U.S. Department of Justice
United States Attorney
Western District of Washington
For Immediate Release
March 25, 2013
U.S. Attorney Jenny A. Durkan
Seattle Man Sentenced to 18 Years in Prison for Plot to Attack Seattle Military Processing Center
Plotted to Attack Center When Maximum Number of High School Age Recruits and their Families were Inside
SEATTLE — A Seattle man was sentenced today to 18 years in prison in connection with the June 2011 plot to attack a military installation in Seattle, U.S. Attorney Jenny A. Durkan announced. Abu Khalid Abdul–Latif, aka Joseph Anthony Davis, 34, pleaded guilty in December 2012 to conspiracy to murder officers and agents of the United States and conspiracy to use weapons of mass destruction. Abdul–Latif planned to use grenades and machine guns to attack recruits at the Military Entrance Processing Center in a federal office complex in south Seattle. U.S. District Judge James L. Robart imposed ten years of supervised release saying this plot "could have done incredible harm if it had gone forward."
"This defendant planned to attack a military center when there would be the largest possible gathering of new recruits and their families. He targeted young men and women solely because they wanted to serve our country. His goal: to inspire others with a message of hate," said U.S. Attorney Jenny A. Durkan. "His plot was disrupted by vigilance in our community and good work by law enforcement. I commend the Seattle Police, and the FBI for their work, and thank the leaders of our Muslim communities who work tirelessly to ensure the acts of extremists are not used to condemn their faith."
"Countless innocent people targeted by Mr. Abdul–Latif are safe thanks to the vigilance of Seattle’s Muslim community and the dedicated work of law enforcement partners," said Laura M. Laughlin, Special Agent–in–Charge of the FBI Seattle office. "The plot may have been thwarted, but its mere existence and the extremist thinking behind it are despicable. I hope that Mr. Abdul–Latif uses his years in prison to reflect on what it means to be a true member of an American community, built on respect for all."
"I am pleased with the outcome of this very important joint agency investigation. With support from the Muslim community and the diligent work of Seattle Police Detectives and our federal partners, a dangerous man will spend a long time behind bars and our community will be safer for it," said Seattle Police Chief John Diaz.

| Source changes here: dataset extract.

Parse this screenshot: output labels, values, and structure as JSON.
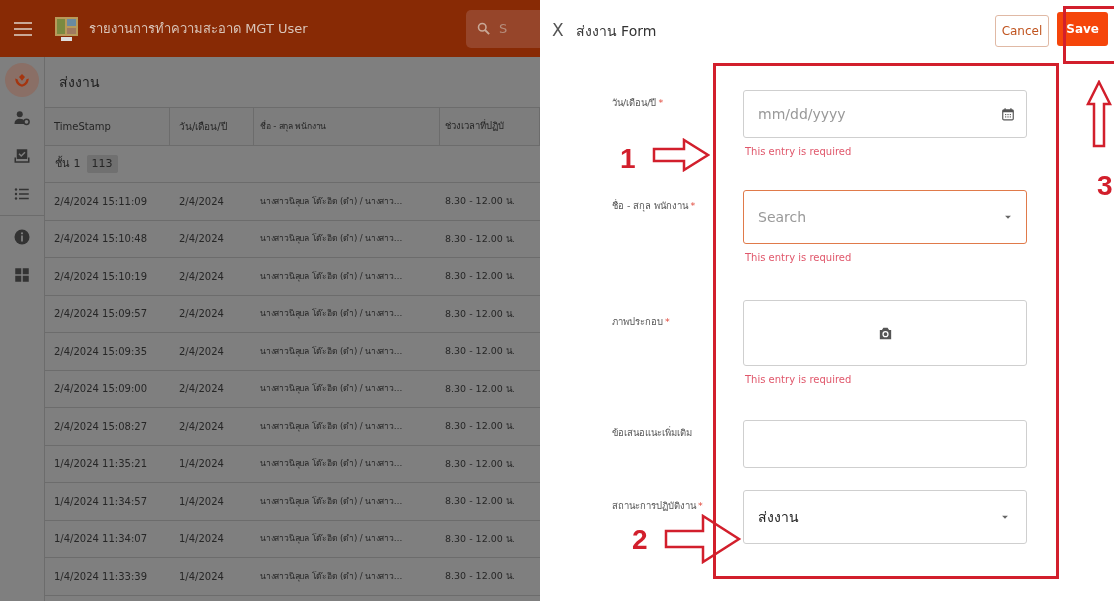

The other defendant in the case, Walli Mujahidh, 33, of Los Angeles, is scheduled for sentencing on April 8, 2013.
Law enforcement first became aware of the plot when a citizen alerted them that he/she had been approached by Abdul–Latif about participating in the attack and supplying firearms to the conspirators. The person then agreed to work with law enforcement, which began monitoring Abdul–Latif and Mujahidh. Beginning in early June 2011, the conspirators were captured on audio and videotape discussing a violent assault on the Military Entrance Processing Station (MEPS). The MEPS is where each branch of the military screens and processes enlistees. In addition to housing many civilian and military employees, the building houses a federal daycare center.
In his plea agreement, Abdul–Latif admits that he agreed to carry out the planned attack and that he made plans for Mujahidh to travel to Seattle from Los Angeles to participate in the attack. Mujahidh arrived in Seattle on June 21, 2011. On that same day, during a meeting between Abdul–Latif, Mujahidh, and a person who was working with law enforcement, Abdul–Latif outlined the plan of attacking the MEPS with machine guns and grenades, and took steps to purchase weapons and further the plot. In accordance with the defendants’ plan, the next day the person working with police brought three machine guns to a meeting with Abdul–Latif and Mujahidh. The men were arrested after they took possession of the weapons, which had been rendered inoperable by law enforcement.
Prosecutors noted that a lengthy term was necessary to protect the public, and urged future monitoring by Federal Probation. "Abdul–Latif undertook his plot in furtherance of his long–standing and deeply felt radical beliefs. To this day, he has not disavowed the radical ideology that inspired his attack plot, nor has he expressed any meaningful remorse for his conduct," prosecutors wrote in their sentencing memo.
The case was prosecuted by the U.S. Attorney’s Office for the Western District of Washington, with assistance from the Counterterrorism Section of the Justice Department’s National Security Division. The investigation is being conducted by the FBI’s Joint Terrorism Task Force, which has investigators from federal, state and local law enforcement, and the Seattle Police Department. The Bureau of Alcohol, Tobacco, Firearms & Explosives (ATF) contributed significant expertise to this investigation.